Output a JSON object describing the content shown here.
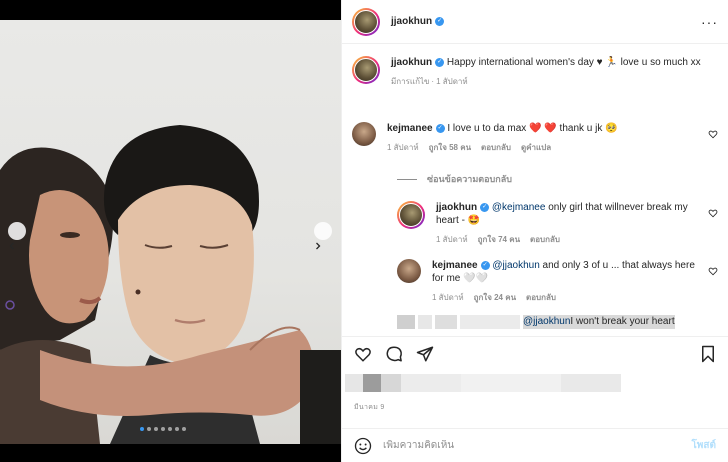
{
  "post": {
    "author": "jjaokhun",
    "media": {
      "carousel_count": 7,
      "active_index": 0
    }
  },
  "caption": {
    "username": "jjaokhun",
    "text": "Happy international women's day ♥ 🏃 love u so much xx",
    "edited_label": "มีการแก้ไข",
    "time": "1 สัปดาห์"
  },
  "comments": [
    {
      "username": "kejmanee",
      "text": "I love u to da max ❤️ ❤️  thank u jk 🥺",
      "time": "1 สัปดาห์",
      "likes": "ถูกใจ 58 คน",
      "reply_label": "ตอบกลับ",
      "translate_label": "ดูคำแปล"
    }
  ],
  "replies_toggle": "ซ่อนข้อความตอบกลับ",
  "replies": [
    {
      "username": "jjaokhun",
      "mention": "@kejmanee",
      "text": " only girl that willnever break my heart - 🤩",
      "time": "1 สัปดาห์",
      "likes": "ถูกใจ 74 คน",
      "reply_label": "ตอบกลับ"
    },
    {
      "username": "kejmanee",
      "mention": "@jjaokhun",
      "text": " and only 3 of u ... that always here for me 🤍🤍",
      "time": "1 สัปดาห์",
      "likes": "ถูกใจ 24 คน",
      "reply_label": "ตอบกลับ"
    },
    {
      "mention": "@jjaokhun",
      "text": " I won't break your heart"
    }
  ],
  "footer": {
    "date": "มีนาคม 9",
    "comment_placeholder": "เพิ่มความคิดเห็น",
    "post_label": "โพสต์"
  },
  "colors": {
    "accent": "#3897f0",
    "heart_red": "#ed4956",
    "muted": "#8e8e8e",
    "post_disabled": "#b2dffc"
  }
}
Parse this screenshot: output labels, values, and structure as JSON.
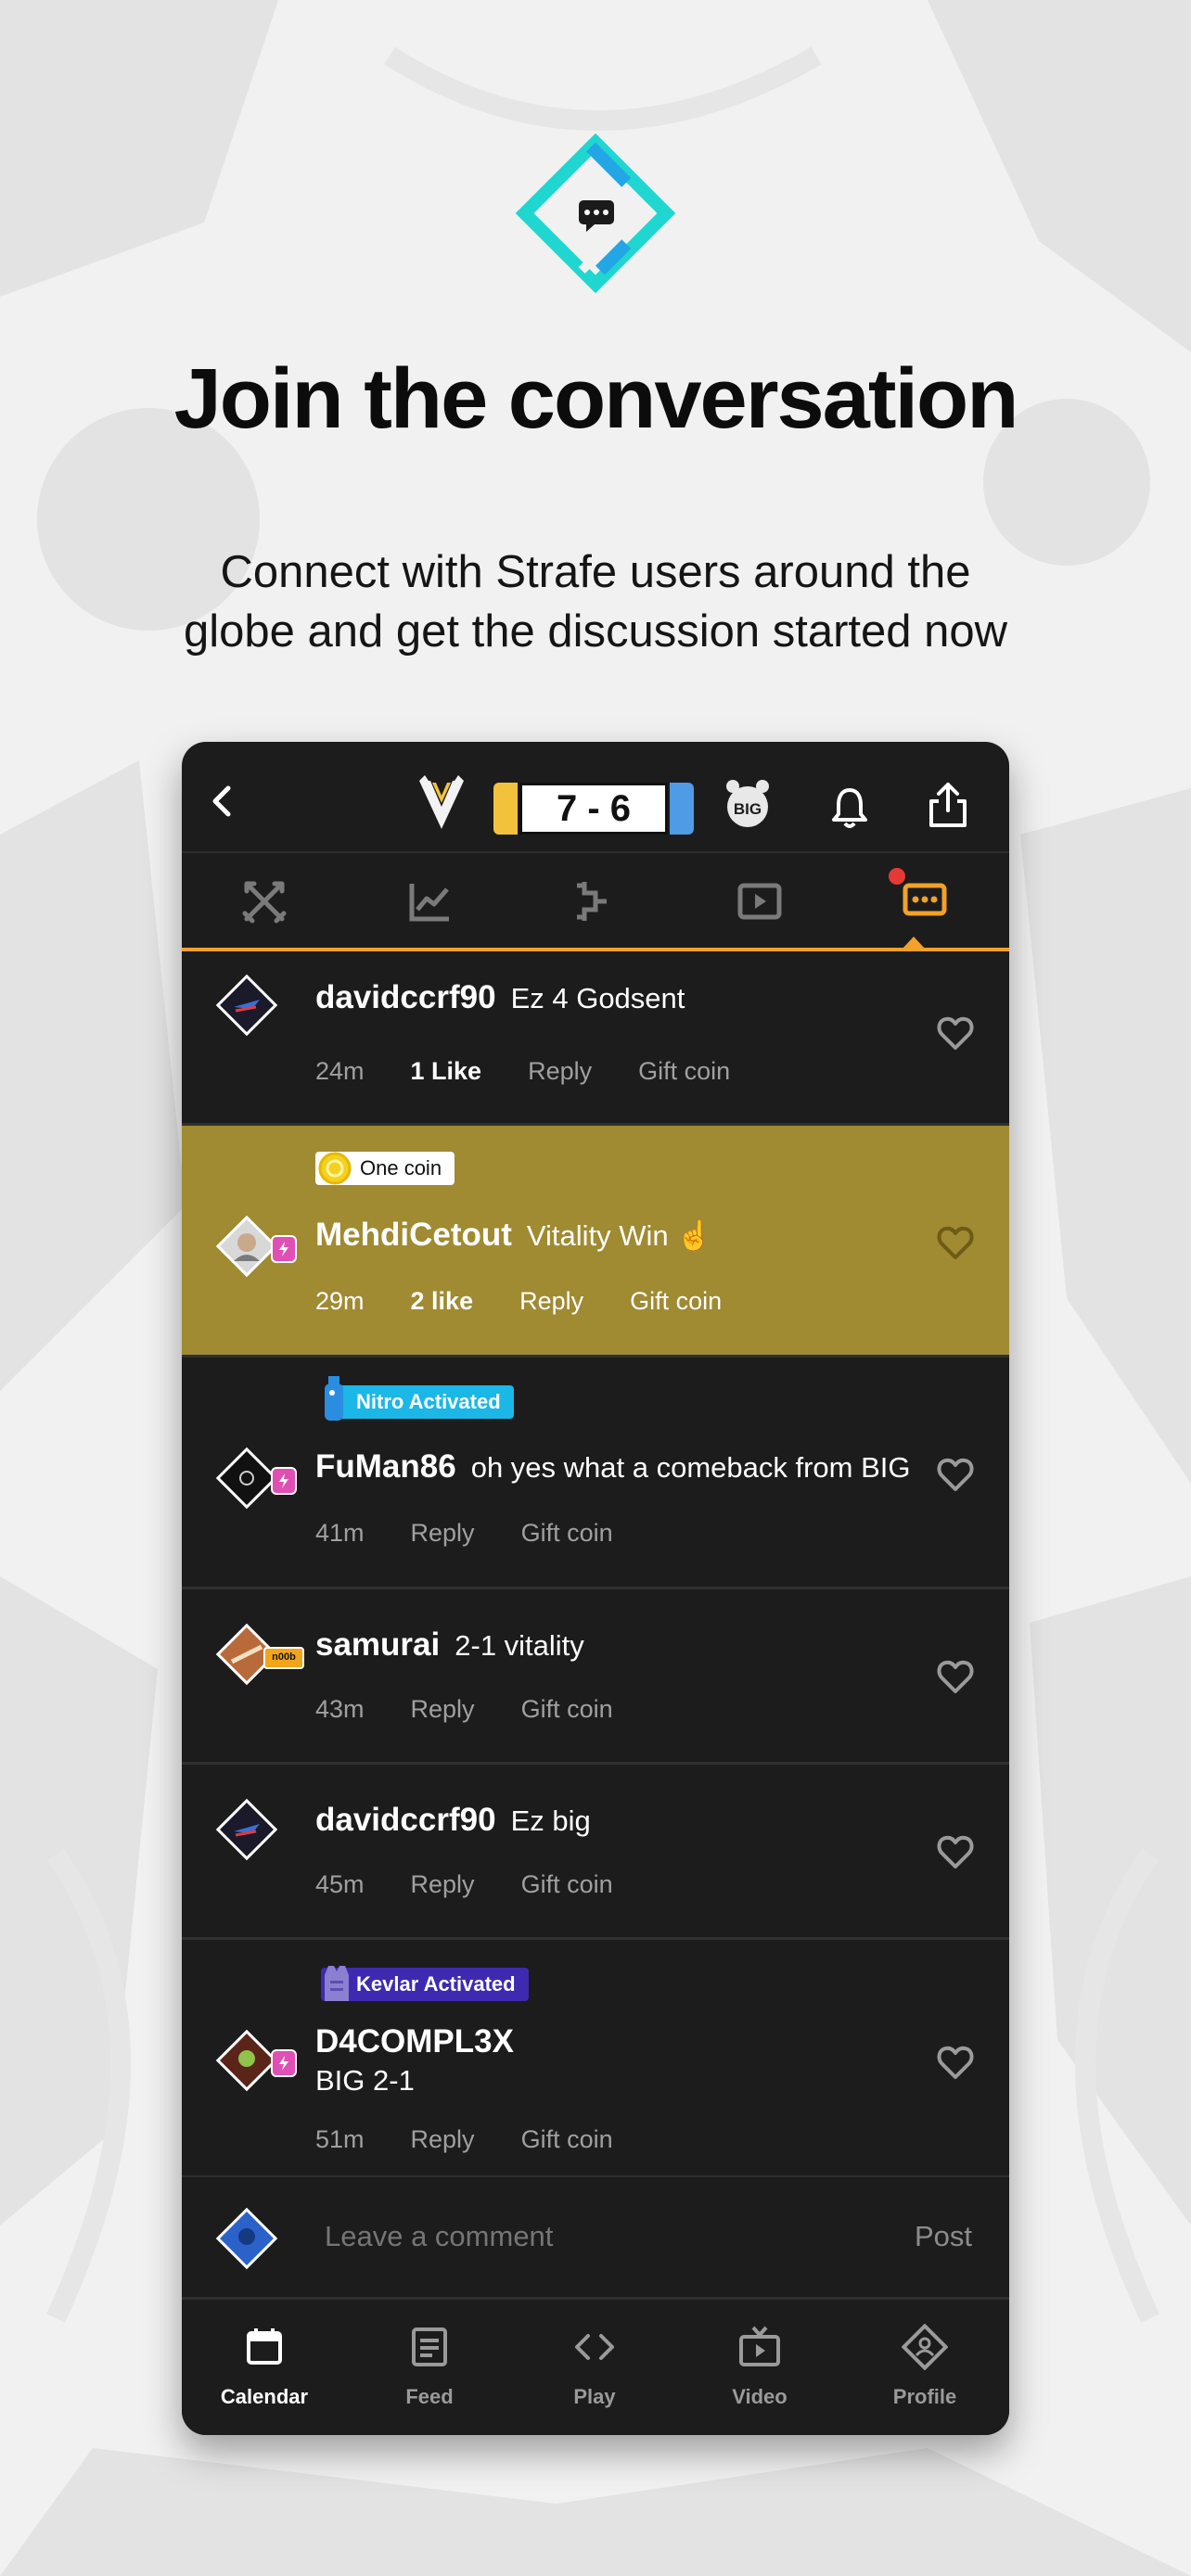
{
  "headline": "Join the conversation",
  "subhead_line1": "Connect with Strafe users around the",
  "subhead_line2": "globe and get the discussion started now",
  "match": {
    "score": "7 - 6"
  },
  "comments": [
    {
      "user": "davidccrf90",
      "message": "Ez 4 Godsent",
      "time": "24m",
      "likes": "1 Like",
      "reply": "Reply",
      "gift": "Gift coin"
    },
    {
      "user": "MehdiCetout",
      "message": "Vitality Win ☝",
      "time": "29m",
      "likes": "2 like",
      "reply": "Reply",
      "gift": "Gift coin",
      "pill": "One coin"
    },
    {
      "user": "FuMan86",
      "message": "oh yes what a comeback from BIG",
      "time": "41m",
      "reply": "Reply",
      "gift": "Gift coin",
      "pill": "Nitro Activated"
    },
    {
      "user": "samurai",
      "message": "2-1 vitality",
      "time": "43m",
      "reply": "Reply",
      "gift": "Gift coin",
      "badge": "n00b"
    },
    {
      "user": "davidccrf90",
      "message": "Ez big",
      "time": "45m",
      "reply": "Reply",
      "gift": "Gift coin"
    },
    {
      "user": "D4COMPL3X",
      "message": "BIG 2-1",
      "time": "51m",
      "reply": "Reply",
      "gift": "Gift coin",
      "pill": "Kevlar Activated"
    }
  ],
  "composer": {
    "placeholder": "Leave a comment",
    "post_label": "Post"
  },
  "nav": [
    {
      "label": "Calendar",
      "icon": "calendar-icon",
      "active": true
    },
    {
      "label": "Feed",
      "icon": "feed-icon"
    },
    {
      "label": "Play",
      "icon": "code-icon"
    },
    {
      "label": "Video",
      "icon": "tv-icon"
    },
    {
      "label": "Profile",
      "icon": "profile-icon"
    }
  ],
  "colors": {
    "accent": "#f0a22a",
    "highlight": "#a08a32",
    "brand": "#1fd6d0"
  }
}
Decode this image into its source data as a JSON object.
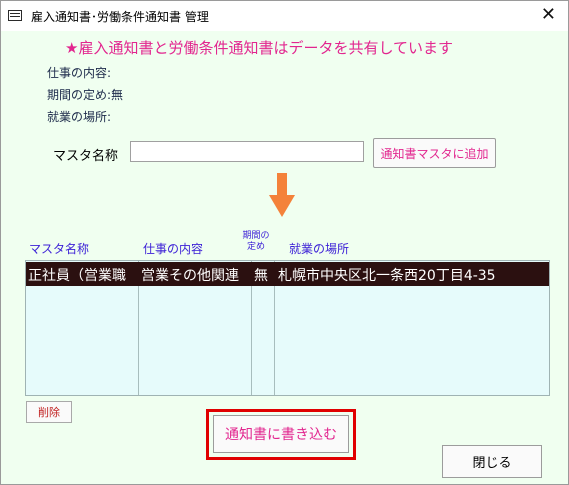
{
  "window": {
    "title": "雇入通知書･労働条件通知書 管理",
    "close_glyph": "✕"
  },
  "banner": "★雇入通知書と労働条件通知書はデータを共有しています",
  "info": {
    "job_label": "仕事の内容:",
    "period_label": "期間の定め:",
    "period_value": "無",
    "place_label": "就業の場所:"
  },
  "master": {
    "label": "マスタ名称",
    "value": "",
    "add_button": "通知書マスタに追加"
  },
  "colors": {
    "accent": "#e2268f",
    "arrow": "#f4823a",
    "header_text": "#3b1fd6",
    "highlight": "#e00000"
  },
  "list": {
    "headers": {
      "name": "マスタ名称",
      "job": "仕事の内容",
      "period_line1": "期間の",
      "period_line2": "定め",
      "place": "就業の場所"
    },
    "rows": [
      {
        "name": "正社員（営業職",
        "job": "営業その他関連",
        "period": "無",
        "place": "札幌市中央区北一条西20丁目4-35"
      }
    ]
  },
  "buttons": {
    "delete": "削除",
    "write": "通知書に書き込む",
    "close": "閉じる"
  }
}
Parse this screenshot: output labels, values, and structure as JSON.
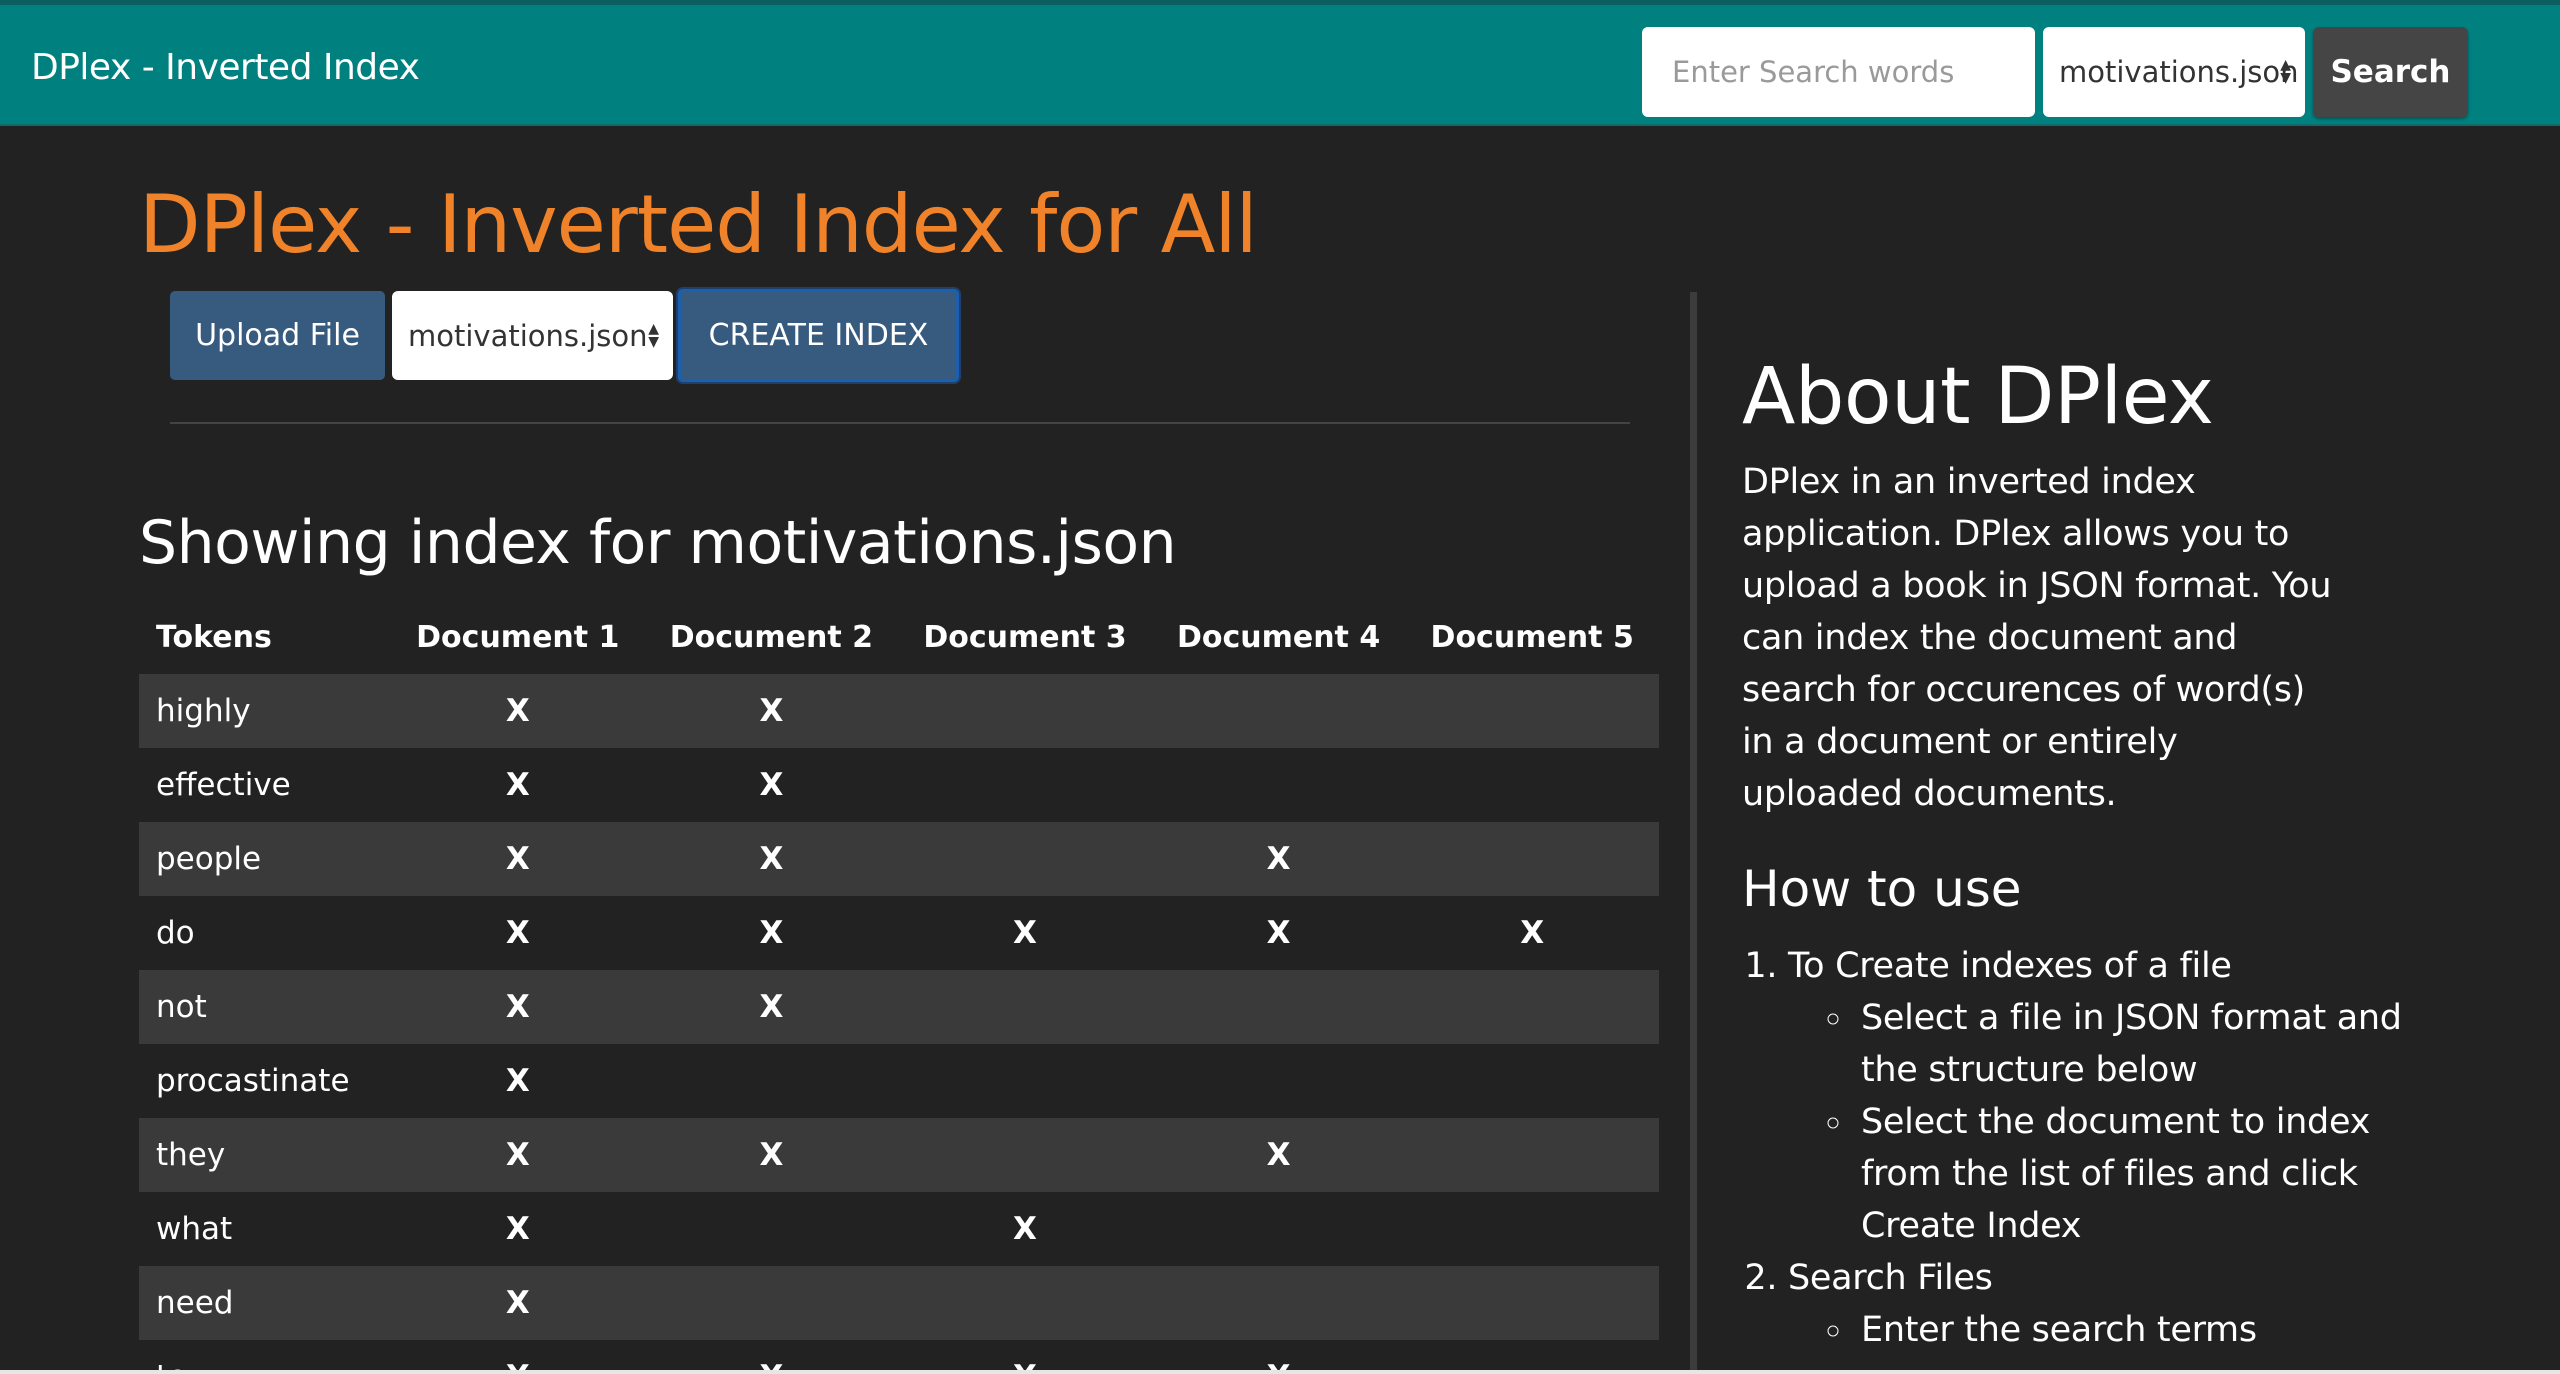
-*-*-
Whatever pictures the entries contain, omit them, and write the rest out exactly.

Output a JSON object describing the content shown here.
{
  "post": {
    "author": "jjaokhun",
    "media": {
      "carousel_count": 7,
      "active_index": 0
    }
  },
  "caption": {
    "username": "jjaokhun",
    "text": "Happy international women's day ♥ 🏃 love u so much xx",
    "edited_label": "มีการแก้ไข",
    "time": "1 สัปดาห์"
  },
  "comments": [
    {
      "username": "kejmanee",
      "text": "I love u to da max ❤️ ❤️  thank u jk 🥺",
      "time": "1 สัปดาห์",
      "likes": "ถูกใจ 58 คน",
      "reply_label": "ตอบกลับ",
      "translate_label": "ดูคำแปล"
    }
  ],
  "replies_toggle": "ซ่อนข้อความตอบกลับ",
  "replies": [
    {
      "username": "jjaokhun",
      "mention": "@kejmanee",
      "text": " only girl that willnever break my heart - 🤩",
      "time": "1 สัปดาห์",
      "likes": "ถูกใจ 74 คน",
      "reply_label": "ตอบกลับ"
    },
    {
      "username": "kejmanee",
      "mention": "@jjaokhun",
      "text": " and only 3 of u ... that always here for me 🤍🤍",
      "time": "1 สัปดาห์",
      "likes": "ถูกใจ 24 คน",
      "reply_label": "ตอบกลับ"
    },
    {
      "mention": "@jjaokhun",
      "text": " I won't break your heart"
    }
  ],
  "footer": {
    "date": "มีนาคม 9",
    "comment_placeholder": "เพิ่มความคิดเห็น",
    "post_label": "โพสต์"
  },
  "colors": {
    "accent": "#3897f0",
    "heart_red": "#ed4956",
    "muted": "#8e8e8e",
    "post_disabled": "#b2dffc"
  }
}
Parse this screenshot: output labels, values, and structure as JSON.
{
  "headline": "Join the conversation",
  "subhead_line1": "Connect with Strafe users around the",
  "subhead_line2": "globe and get the discussion started now",
  "match": {
    "score": "7 - 6"
  },
  "comments": [
    {
      "user": "davidccrf90",
      "message": "Ez 4 Godsent",
      "time": "24m",
      "likes": "1 Like",
      "reply": "Reply",
      "gift": "Gift coin"
    },
    {
      "user": "MehdiCetout",
      "message": "Vitality Win ☝",
      "time": "29m",
      "likes": "2 like",
      "reply": "Reply",
      "gift": "Gift coin",
      "pill": "One coin"
    },
    {
      "user": "FuMan86",
      "message": "oh yes what a comeback from BIG",
      "time": "41m",
      "reply": "Reply",
      "gift": "Gift coin",
      "pill": "Nitro Activated"
    },
    {
      "user": "samurai",
      "message": "2-1 vitality",
      "time": "43m",
      "reply": "Reply",
      "gift": "Gift coin",
      "badge": "n00b"
    },
    {
      "user": "davidccrf90",
      "message": "Ez big",
      "time": "45m",
      "reply": "Reply",
      "gift": "Gift coin"
    },
    {
      "user": "D4COMPL3X",
      "message": "BIG 2-1",
      "time": "51m",
      "reply": "Reply",
      "gift": "Gift coin",
      "pill": "Kevlar Activated"
    }
  ],
  "composer": {
    "placeholder": "Leave a comment",
    "post_label": "Post"
  },
  "nav": [
    {
      "label": "Calendar",
      "icon": "calendar-icon",
      "active": true
    },
    {
      "label": "Feed",
      "icon": "feed-icon"
    },
    {
      "label": "Play",
      "icon": "code-icon"
    },
    {
      "label": "Video",
      "icon": "tv-icon"
    },
    {
      "label": "Profile",
      "icon": "profile-icon"
    }
  ],
  "colors": {
    "accent": "#f0a22a",
    "highlight": "#a08a32",
    "brand": "#1fd6d0"
  }
}
Decode this image into its source data as a JSON object.
{
  "window": {
    "title": "雇入通知書･労働条件通知書 管理",
    "close_glyph": "✕"
  },
  "banner": "★雇入通知書と労働条件通知書はデータを共有しています",
  "info": {
    "job_label": "仕事の内容:",
    "period_label": "期間の定め:",
    "period_value": "無",
    "place_label": "就業の場所:"
  },
  "master": {
    "label": "マスタ名称",
    "value": "",
    "add_button": "通知書マスタに追加"
  },
  "colors": {
    "accent": "#e2268f",
    "arrow": "#f4823a",
    "header_text": "#3b1fd6",
    "highlight": "#e00000"
  },
  "list": {
    "headers": {
      "name": "マスタ名称",
      "job": "仕事の内容",
      "period_line1": "期間の",
      "period_line2": "定め",
      "place": "就業の場所"
    },
    "rows": [
      {
        "name": "正社員（営業職",
        "job": "営業その他関連",
        "period": "無",
        "place": "札幌市中央区北一条西20丁目4-35"
      }
    ]
  },
  "buttons": {
    "delete": "削除",
    "write": "通知書に書き込む",
    "close": "閉じる"
  }
}
Parse this screenshot: output labels, values, and structure as JSON.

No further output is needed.